On the 29th of November 2023, the OTP Fáy Foundation and the Equilibrium Institute held a joint conference on the education of the future, entitled "Future skills - future education".
The aim of the conference was to give an insight into how technological development and globalisation are changing the labour market expectations, based on presentations by foreign and domestic experts. In this context, we presented how the purpose of education and learning may change in the future, and what development trends and transformations can be expected in education in Hungary and in the world.
“The experience of the past decades shows that two factors can make a middle-income country stand out: finding oil or investing in education. The first is not an option for us, so the second way remains.
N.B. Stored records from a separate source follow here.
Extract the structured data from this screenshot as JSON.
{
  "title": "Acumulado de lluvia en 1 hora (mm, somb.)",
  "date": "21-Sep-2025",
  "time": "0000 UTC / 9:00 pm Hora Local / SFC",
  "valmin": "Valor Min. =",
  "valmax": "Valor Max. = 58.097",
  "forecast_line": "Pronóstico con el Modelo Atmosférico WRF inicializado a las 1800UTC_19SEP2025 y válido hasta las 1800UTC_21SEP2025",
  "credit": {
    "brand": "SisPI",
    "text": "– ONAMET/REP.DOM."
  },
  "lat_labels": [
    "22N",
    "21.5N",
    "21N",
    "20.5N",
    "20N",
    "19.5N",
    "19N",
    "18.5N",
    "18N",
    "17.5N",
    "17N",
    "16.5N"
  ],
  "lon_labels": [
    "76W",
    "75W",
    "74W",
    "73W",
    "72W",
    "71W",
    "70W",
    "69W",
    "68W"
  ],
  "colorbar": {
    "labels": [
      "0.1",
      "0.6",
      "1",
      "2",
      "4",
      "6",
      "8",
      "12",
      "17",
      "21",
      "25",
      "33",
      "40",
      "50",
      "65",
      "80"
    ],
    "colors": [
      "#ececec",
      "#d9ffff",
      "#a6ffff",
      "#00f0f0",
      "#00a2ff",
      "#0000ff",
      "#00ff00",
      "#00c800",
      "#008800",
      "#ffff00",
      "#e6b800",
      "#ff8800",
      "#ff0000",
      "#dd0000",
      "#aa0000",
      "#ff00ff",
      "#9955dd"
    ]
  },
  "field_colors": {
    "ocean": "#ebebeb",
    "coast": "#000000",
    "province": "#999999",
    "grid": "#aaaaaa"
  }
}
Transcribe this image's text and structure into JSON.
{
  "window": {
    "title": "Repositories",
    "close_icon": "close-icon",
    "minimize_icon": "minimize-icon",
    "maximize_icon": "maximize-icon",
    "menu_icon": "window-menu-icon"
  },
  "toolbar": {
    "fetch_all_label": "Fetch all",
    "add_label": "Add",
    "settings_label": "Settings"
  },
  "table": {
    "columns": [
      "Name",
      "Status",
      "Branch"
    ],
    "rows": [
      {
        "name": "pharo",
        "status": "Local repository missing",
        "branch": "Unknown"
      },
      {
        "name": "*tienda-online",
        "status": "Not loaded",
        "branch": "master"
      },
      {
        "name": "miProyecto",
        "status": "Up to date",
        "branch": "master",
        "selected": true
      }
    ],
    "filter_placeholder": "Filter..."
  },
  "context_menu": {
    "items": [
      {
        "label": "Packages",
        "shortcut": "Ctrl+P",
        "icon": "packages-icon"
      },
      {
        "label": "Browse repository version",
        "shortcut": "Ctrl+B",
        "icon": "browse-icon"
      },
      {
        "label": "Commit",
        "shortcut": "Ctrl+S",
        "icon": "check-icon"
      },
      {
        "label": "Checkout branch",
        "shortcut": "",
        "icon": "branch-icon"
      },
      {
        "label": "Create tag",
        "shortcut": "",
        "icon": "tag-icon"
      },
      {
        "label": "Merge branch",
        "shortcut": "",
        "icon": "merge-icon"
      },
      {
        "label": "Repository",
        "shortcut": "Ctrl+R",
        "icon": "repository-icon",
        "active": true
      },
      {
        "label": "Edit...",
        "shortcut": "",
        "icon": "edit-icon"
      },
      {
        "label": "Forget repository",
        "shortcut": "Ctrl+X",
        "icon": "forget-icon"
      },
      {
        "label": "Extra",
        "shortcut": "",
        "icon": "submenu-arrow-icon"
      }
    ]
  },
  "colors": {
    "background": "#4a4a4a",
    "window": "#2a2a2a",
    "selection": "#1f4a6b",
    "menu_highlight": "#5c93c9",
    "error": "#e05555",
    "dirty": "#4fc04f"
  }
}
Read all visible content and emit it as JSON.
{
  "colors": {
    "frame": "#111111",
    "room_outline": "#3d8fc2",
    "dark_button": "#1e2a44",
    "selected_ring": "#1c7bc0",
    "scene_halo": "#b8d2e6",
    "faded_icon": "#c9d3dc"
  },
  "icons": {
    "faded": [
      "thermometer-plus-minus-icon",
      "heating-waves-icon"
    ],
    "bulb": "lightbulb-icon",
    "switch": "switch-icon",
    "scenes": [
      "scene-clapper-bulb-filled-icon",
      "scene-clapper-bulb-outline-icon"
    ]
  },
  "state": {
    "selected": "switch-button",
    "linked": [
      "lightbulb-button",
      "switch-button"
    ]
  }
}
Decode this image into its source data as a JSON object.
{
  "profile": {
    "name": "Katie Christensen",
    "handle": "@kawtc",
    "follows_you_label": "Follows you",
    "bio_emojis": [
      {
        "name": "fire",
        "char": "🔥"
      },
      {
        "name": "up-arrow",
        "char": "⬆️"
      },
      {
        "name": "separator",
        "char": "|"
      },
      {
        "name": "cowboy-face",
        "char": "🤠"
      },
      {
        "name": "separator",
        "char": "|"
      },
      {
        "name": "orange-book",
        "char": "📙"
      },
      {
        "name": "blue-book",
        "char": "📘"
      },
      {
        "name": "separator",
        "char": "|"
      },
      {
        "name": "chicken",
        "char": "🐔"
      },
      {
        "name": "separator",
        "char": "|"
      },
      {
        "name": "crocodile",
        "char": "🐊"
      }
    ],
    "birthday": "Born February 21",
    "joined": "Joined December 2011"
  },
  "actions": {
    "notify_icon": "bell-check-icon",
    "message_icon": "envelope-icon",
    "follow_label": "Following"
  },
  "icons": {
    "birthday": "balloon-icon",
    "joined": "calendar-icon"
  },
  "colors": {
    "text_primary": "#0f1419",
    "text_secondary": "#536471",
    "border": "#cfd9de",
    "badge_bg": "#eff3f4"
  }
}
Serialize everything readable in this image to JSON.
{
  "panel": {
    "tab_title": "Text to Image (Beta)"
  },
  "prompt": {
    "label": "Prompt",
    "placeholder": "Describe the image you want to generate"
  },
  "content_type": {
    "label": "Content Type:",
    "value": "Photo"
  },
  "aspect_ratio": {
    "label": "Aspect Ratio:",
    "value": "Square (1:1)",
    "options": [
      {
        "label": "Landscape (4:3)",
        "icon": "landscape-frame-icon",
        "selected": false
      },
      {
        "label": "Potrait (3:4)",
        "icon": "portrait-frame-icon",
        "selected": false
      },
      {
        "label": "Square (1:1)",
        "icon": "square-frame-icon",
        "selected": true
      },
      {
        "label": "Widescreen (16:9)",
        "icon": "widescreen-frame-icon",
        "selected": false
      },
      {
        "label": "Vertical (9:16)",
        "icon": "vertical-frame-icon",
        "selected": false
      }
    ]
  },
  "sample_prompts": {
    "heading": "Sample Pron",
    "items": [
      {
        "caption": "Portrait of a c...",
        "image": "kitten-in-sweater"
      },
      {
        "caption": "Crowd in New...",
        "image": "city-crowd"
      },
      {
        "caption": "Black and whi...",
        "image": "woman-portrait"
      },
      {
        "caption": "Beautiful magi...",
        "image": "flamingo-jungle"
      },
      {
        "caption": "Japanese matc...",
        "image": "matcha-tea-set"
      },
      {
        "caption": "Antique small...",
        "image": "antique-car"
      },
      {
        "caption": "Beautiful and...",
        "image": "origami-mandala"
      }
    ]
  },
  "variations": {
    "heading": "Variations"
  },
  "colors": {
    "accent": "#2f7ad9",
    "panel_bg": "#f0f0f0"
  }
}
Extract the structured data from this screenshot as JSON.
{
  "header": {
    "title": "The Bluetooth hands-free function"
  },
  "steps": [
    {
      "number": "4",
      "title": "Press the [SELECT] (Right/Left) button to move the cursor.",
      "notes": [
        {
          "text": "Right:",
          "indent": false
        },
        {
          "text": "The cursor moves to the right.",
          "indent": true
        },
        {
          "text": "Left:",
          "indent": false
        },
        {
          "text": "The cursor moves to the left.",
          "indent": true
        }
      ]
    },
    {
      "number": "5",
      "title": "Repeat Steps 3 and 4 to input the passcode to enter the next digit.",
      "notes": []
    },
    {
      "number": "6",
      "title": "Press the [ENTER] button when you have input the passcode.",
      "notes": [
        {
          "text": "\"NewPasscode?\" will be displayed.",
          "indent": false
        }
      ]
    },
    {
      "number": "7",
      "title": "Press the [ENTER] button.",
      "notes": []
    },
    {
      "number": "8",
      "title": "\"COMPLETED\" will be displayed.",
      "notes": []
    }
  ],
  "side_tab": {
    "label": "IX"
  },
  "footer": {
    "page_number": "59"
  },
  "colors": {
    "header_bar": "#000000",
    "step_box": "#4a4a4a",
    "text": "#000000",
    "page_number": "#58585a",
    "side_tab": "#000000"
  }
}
Education is therefore not an end, but a means to become one of the richest countries” — said Tamás Boros, Executive Director of our think tank, in his introductory presentation.
In his presentation, Mr Boros stressed the following points:
- We are all different and have different values, but we all agree on two things: one is that a long and healthy life is better than a short and disease-ridden one; the other is that we would rather live in prosperity than in poverty. And to live a long life in relative wealth, education is the key.
- We are giving up a quarter of our students: a quarter of Hungarian students underperform in PISA tests and leave school functionally illiterate. As analysts, we see these students as having been abandoned by the country.
- In contrast, the ones we give plenty of opportunities to are the graduates. The over-education of graduates is a pernicious myth: if you look at wages, this is the second best place in the whole of the European Union to go to university.
The important message of his presentation was that the surest way to make a good living is through university: a degree is worth more than anything else in the life of an individual and a country.
“We should not only compete in the number of Nobel Prize winners per capita, but also in the number of graduates per capita” — concluded our Executive Director.
The event was attended by Prof. Auli Toom, Director of the Centre for Teaching and Learning at the University of Helsinki and President of the Finnish Association for Educational Research; Michael Stevenson, OECD Senior Advisor for Education; Pál Bíró, CEO of Google Hungary; Péter Halácsy, co-founder of Prezi and Budapest School; Dr. Ilona Södervik, Associate Professor of Digital Education at the University of Helsinki; Ildikó Csejtei, CEO of the OTP Fáy Foundation and Tamás Boros, Executive Director of the Equilibrium Institute.